WHAT TO PRODUCE
Look for "icon" in each line of the records, and copy the lines that have it.

Stored items from a collection:
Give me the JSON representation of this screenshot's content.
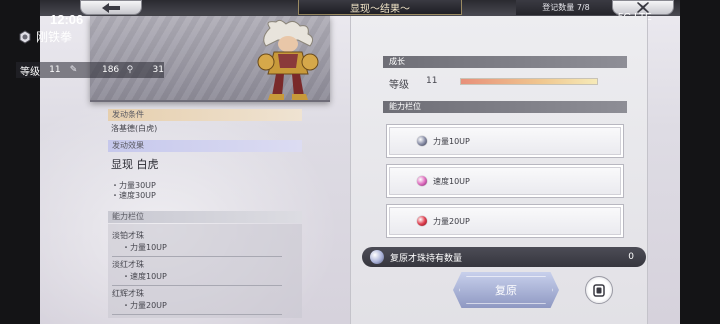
{
  "header": {
    "time": "12:06",
    "title": "显现～结果～",
    "registration": "登记数量 7/8",
    "status_text": "5G LTE"
  },
  "character": {
    "name": "刚铁拳",
    "level_label": "等级",
    "level": "11",
    "stat_attack": "186",
    "stat_skill": "31"
  },
  "left": {
    "trigger_title": "发动条件",
    "trigger_value": "洛基德(白虎)",
    "effect_title": "发动效果",
    "effect_name": "显现 白虎",
    "effect_lines": [
      "・力量30UP",
      "・速度30UP"
    ],
    "slots_title": "能力栏位",
    "slots": [
      {
        "name": "淡铂才珠",
        "effect": "・力量10UP"
      },
      {
        "name": "淡红才珠",
        "effect": "・速度10UP"
      },
      {
        "name": "红辉才珠",
        "effect": "・力量20UP"
      }
    ]
  },
  "right": {
    "growth_title": "成长",
    "level_label": "等级",
    "level": "11",
    "growth_fraction": 1.0,
    "slots_title": "能力栏位",
    "slot_buttons": [
      {
        "label": "力量10UP",
        "gem": "gray"
      },
      {
        "label": "速度10UP",
        "gem": "pink"
      },
      {
        "label": "力量20UP",
        "gem": "red"
      }
    ],
    "restore_label": "复原才珠持有数量",
    "restore_count": "0",
    "restore_button": "复原"
  },
  "colors": {
    "accent_gold": "#9a8a62",
    "panel_header": "#6e6e76",
    "trigger_head": "#e6cfae",
    "effect_head": "#c6c8ec"
  }
}
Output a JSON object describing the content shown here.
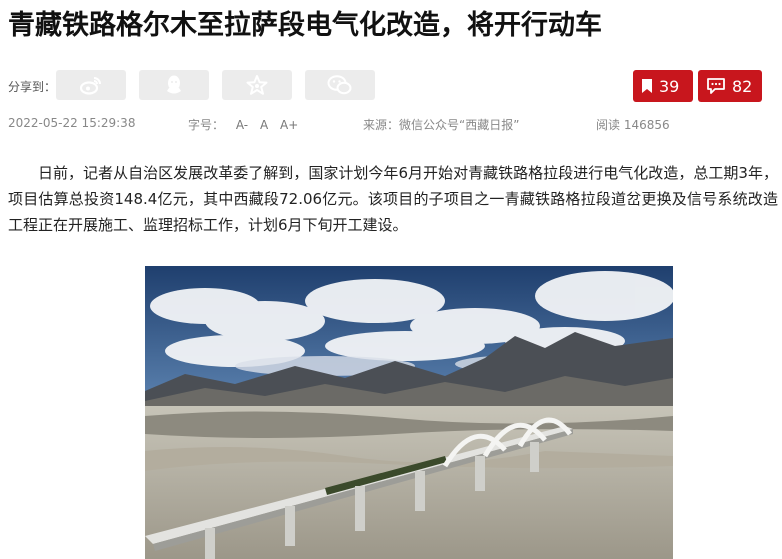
{
  "article": {
    "title": "青藏铁路格尔木至拉萨段电气化改造，将开行动车",
    "share_label": "分享到：",
    "share_targets": [
      "weibo-icon",
      "qq-icon",
      "star-icon",
      "wechat-icon"
    ],
    "bookmark_count": "39",
    "comment_count": "82",
    "date": "2022-05-22 15:29:38",
    "font_size_label": "字号：",
    "font_smaller": "A-",
    "font_normal": "A",
    "font_larger": "A+",
    "source": "来源：微信公众号“西藏日报”",
    "views": "阅读 146856",
    "paragraph": "日前，记者从自治区发展改革委了解到，国家计划今年6月开始对青藏铁路格拉段进行电气化改造，总工期3年，项目估算总投资148.4亿元，其中西藏段72.06亿元。该项目的子项目之一青藏铁路格拉段道岔更换及信号系统改造工程正在开展施工、监理招标工作，计划6月下旬开工建设。"
  },
  "colors": {
    "accent": "#c8161d",
    "share_bg": "#ececec",
    "meta": "#888888"
  }
}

REPLY
      "weibo-icon",
      "qq-icon",
      "star-icon",
      "wechat-icon"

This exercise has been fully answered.